"The thing about Roger that's fascinating to me, which I think Russell did a great job in trying to kind of really bring to the fore, was that people loved Roger. They loved him. He wasn't an ogre of a man who bullied his way into power, you know? I mean, he was, but he was self-deprecating and funny and charming," showrunner Alex Metcalf told The Hollywood Reporter. "I've talked to some people who've worked at Fox who will remain nameless, who did horrible things during their time at Fox, but what they really regret is losing the relationship with Roger. Not all the horrible shit they did at Fox, but losing that relationship with the man."

Sunday's episode, "1996," is in fact framed as an underdog tale, beginning with Ailes' exit from NBC and ending with the fledgling launch day of Fox News. The Showtime drama is based in part on Gabriel Sherman's book The Loudest Voice in the Room, which chronicles Ailes' childhood and early experiences working for the Republican National Committee and producing Broadway shows. But Metcalf and the other writers decided to structure the series around pivotal years in Ailes' life, years that were also key to the rise of Fox News.

"We landed on the idea of the arc of Fox News to tell Roger's story, mainly because all of that precursor stuff would be wrapped into those 20 years. But then, within the context of that 20 years, what was important to us was to try to figure out what made him the man he came to be and what made Fox the organization it was," Metcalf said. "It was important to us to see the underdog story of Roger, because it gets very easy to vilify him, and starting at Fox News made more sense to start with some sort of understanding of the man."

Beginning with the birth of Fox News was an opportunity to show that, in Metcalf's words, the network's launch "was not a done deal by any stretch of the imagination." In fact, Metcalf noted that "1995" wasn't able to tackle all of the obstacles that Ailes faced in launching the network including the fact that — thanks to a battle between Time Warner Cable and Rupert Murdoch — Fox News wasn't available in New York for the first eight months of its launch.

"There's a whole section of the cable wars that we didn't even get into," he said. "Roger did some amazing stuff to get it on air ultimately in New York."

As reported by the New York Times on October 7, 1996 (the network's official launch day), Fox launched with live newscasts; live call-in shows (including two hours of a show called Pet News); weeknight shows anchored by Bill O'Reilly, Mike Schneider and Catherine Crier and, of course, Hannity and Colmes.

The episode features a few key moments which contribute to the show's portrait of Fox News' earliest days. One is Ailes' discovery of Sean Hannity (played in the series by Patch Darragh), whom The Loudest Voice depicts as a green, easily coachable young man lacking in intellectual depth that Ailes likes after muting his audition tape, calling him a "real guy." Once paired with liberal commentator Alan Colmes, Hannity and Colmes was one of Fox News' early flagship series.

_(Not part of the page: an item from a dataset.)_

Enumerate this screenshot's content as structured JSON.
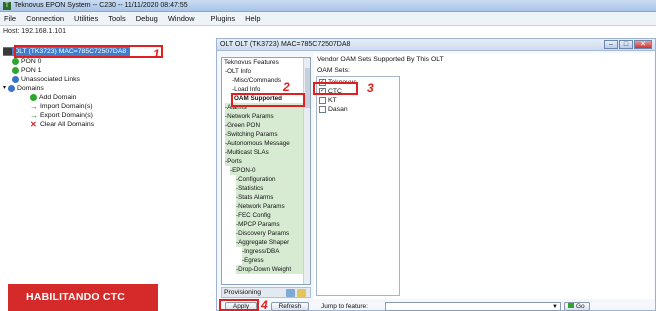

In addition, front and center is one of the most notorious stories about Ailes — the fact that he shaped the concept of what a female Fox News host should look like: beautiful, blonde, and wearing a short skirt so that viewers can see her legs though the clear glass tabletops.

"Roger understood the power of entertainment and the power of beautiful people," Metcalf said. "Yes, it's a sexist idea to want to see legs, but he understood how to sell, basically."

Metcalf continued, "Fox is very much a creation of Roger's imagination and Roger's understanding of what, at least, a certain segment of the population wanted, and he gave it to them. And the connection between what a Fox woman was and what Roger saw as his own ideal of femininity, I think, are completely linked. They're essentially one and the same, so there's no surprise that he was personally attracted to the same women, the same kind of woman that he wants on air at Fox News. It's not a surprise."

Ailes had a very specific type — "sexy Doris Day, I think, was really his ideal of what a Fox woman should be," Metcalf said. And many of the women who fit into that box were also targeted by Ailes for their looks off camera, including host Gretchen Carlson (Naomi Watts), who would later go on to take Ailes down for sexual harassment.

Metcalf saw Ailes' behind-the-scenes behavior as somewhat separate from his focus on the network's onscreen aesthetic: "While it's all of a piece, yes, in terms of objectification and all of that, one is about selling something. The other is about his personal satisfaction and needs."